LaShawn Murray (MIE PhD candidate) comes from a long line of engineers and educators — and though she grew up in Toronto and Oakville, she always felt connected with her family’s roots in the Caribbean and South America.
“My family taught me the importance of understanding my identity and being proud of who I am and the legacy of my community,” she says.
“I have been reminded that I am here to make a difference in the lives of others.”
That motivation led Murray toward the health sciences. She recently completed her master’s degree in health informatics at DePaul University in Chicago. It was there that she first became aware of the field of human factors engineering in healthcare.
“I took a course called System Design in Healthcare, taught by Professor Enid Montague,” she says.
“My research for the course examined unintentional acetaminophen errors and overdose in children through a system analysis of the role of parents and caregivers in the home administration of acetaminophen. This project demonstrated the interdisciplinary nature of human factors engineering.”
Murray is one of three 2023 recipients of the IBET Momentum Fellowships, along with fellow graduate students Raylene Mitchell (MIE PhD candidate) and Chantel Campbell (BME PhD candidate). Fellowship recipients receive financial support, mentorship, training and networking opportunities to foster a robust professional community.
For her PhD at U of T, she will once again be working with Professor Montague, who joined U of T’s Department of Mechanical & Industrial Engineering in 2022. Murray will also work with Professor Myrtede Alfred (MIE), as both professors work through an equity lens to understand disparities and improve safety and outcomes in marginalized populations both within Canadian and American contexts.

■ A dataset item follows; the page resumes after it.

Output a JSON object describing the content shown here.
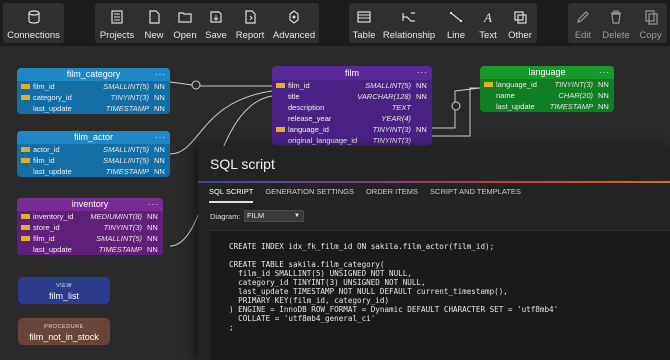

“My proposed doctoral research aims to explore the role of human factors engineering in advancing health equity for marginalized populations with an intentional focus on the health of Black communities,” she says.
“Specifically, I’ll be examining the role of automation in primary care. Automating certain types of clinical work can improve clinician work life and professional well-being, mitigating burnout. This in turn can improve access to quality care for patients.
“But in order to decide what to automate and how to go about it, we need to first understand whether historically and currently marginalized communities have equitable primary care experiences, and then design our systems accordingly.”
Murray says that she is proud to be a recipient of the IBET Momentum Fellowship.
“I am appreciative that the University recognizes the historic and systemic barriers faced by Black and Indigenous students,” she says.
“This fellowship affords me the opportunity to deepen my scholarship through mentorship opportunities with industry leaders and professors whose work focuses on artificial intelligence and human factors engineering.”
In addition to her scholarly work, Murray says that helping to nurture the next generation will be a key focus of hers over the next few years.
“Working within the community is part of my lived experience, and I expect to continue with this endeavor through mentorship with young students who will be able to see this as a pathway for the future,” she says.
“I’m hopeful that through this fellowship and my doctoral studies, I can encourage others who look like me to pursue opportunities within the intersection of STEM and academia.”
– This story was originally published on the University of Toronto’s Faculty of Applied Science and Engineering News Site on September 13, 2023 by Tyler Irving.